David Ferrer doing what David Ferrer does best, and coming through 6-4, 6-4, 6-1 v Richard Gasquet to reach the quarter-finals. Last year, he faced Rafa at this stage, and was an unlikely winner. Will the same happen this year?

Maria Sharapova survived losing six straight games against Sabine Lisicki to deal the German a three-set defeat and make her way into the quarter-finals. She faces Ekaterina Makarova next.

Stopwatch on
Andy Murray v Mikhail Kukushkin
The world number four took just 48 minutes to reach the last eight, his third Australian Open quarter-final in a row, leading Kukushkin 6-1, 6-1, 0-1 before the Kazkah retired with a left hip flexor injury. In this heat, the less time on court, the better. Murray revealed he would be heading out for some more practice later on.

Poj’d v Ajde
Petra Kvitova won the battle of the fist pumps against Ana Ivanovic, scorching through the first set 6-2 before losing her way, as is usual, in the second to send it to a tie-break, and then destroying her way through the breaker. Good tournament for Ivanovic, but Petra still has her sights on world number one.

Talking about…the temperature
Towels were the accessory of the day as people put them on their heads, shoulders, knees and toes to stave off the 35 degree temperatures. Some joker (named Ivan Lendl) even put one on a camera and added a cap to it just for good measure. The invisible man.

Sign of the day
‘G’day UK’ proclaimed a big banner on Rod Laver Arena during Andy Murray’s match. So, to all those people who roused themselves at 2 in the morning to watch, we were thinking of you.

Interview of the day
‘Andy Murray, this is your life,’ presented by Jim Courier (as coined by Stu Fraser). Among other things, Murray revealed none of Lendl’s jokes are clean enough for TV, and even joked about 1936 and all that. YouTube it.

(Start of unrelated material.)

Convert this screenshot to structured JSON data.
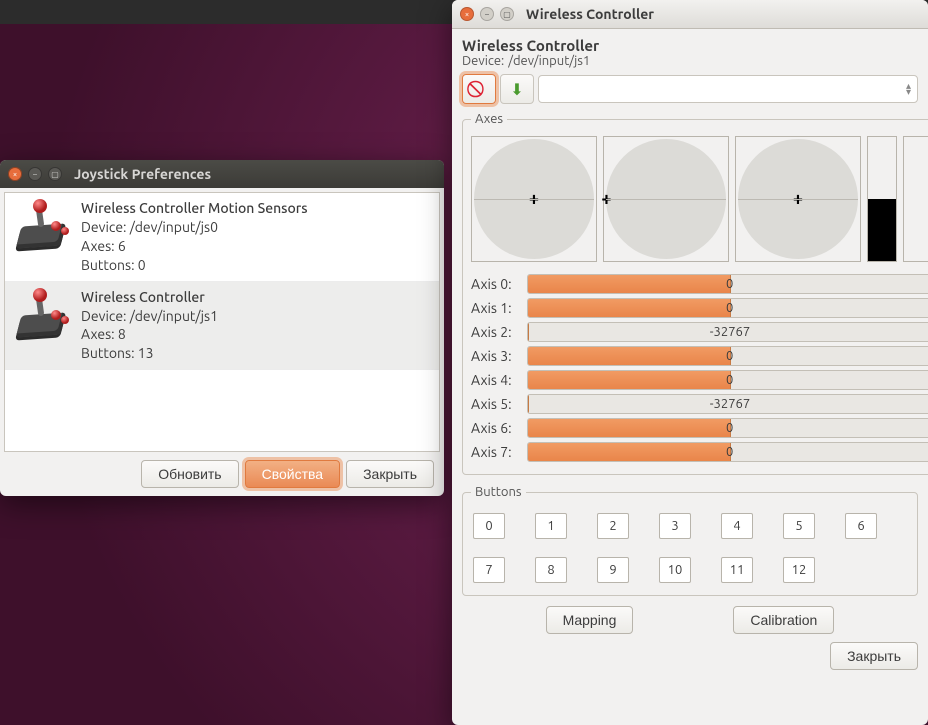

Stat of the day
The last time the top four women’s seeds all made the quarter-finals of a Grand Slam.

Quote of the day
“It wasn’t hot enough for them to close the roof. I’m like, Bloody hell. Glad I’m not playing anymore. I don’t know how they do it.”
Martina Navratilova finds the going a little tough. And yes, she really did say ‘bloody hell.’

Maria Sharapova also came out with another sterling contribution…
“You always ask silly questions. You’re Italian.”

A for effort
Maria Kirilenko, who had retired from her singles and withdrawn from the mixed doubles, made a valiant attempt to play her doubles with Nadia Petrova. But it was too much for the player they call mini Sharapova, forced to retire trailing 0-3.

Villain of the day
The journalist who put not two or three but EIGHT (I counted) pieces of satay chicken on his plate during the daily media drinks and snacks. It almost started a riot.

Special mention to
Colin Fleming. The Scot is through to the mixed doubles quarter-finals with Liezel Huber. Gunning for the title?

Coming up tomorrow
The first four quarter-finals…
Victoria Azarenka v Agnieszka Radwanska, 12pm on Rod Laver Arena

Caroline Wozniacki v Kim Clijsters, second on Rod Laver Arena

Juan Martin Del Potro v Roger Federer, third on Rod Laver Arena

Tomas Berydch v Rafael Nadal, first night match on Rod Laver Arena

And Britain’s band of four junior boys, who play their second-round matches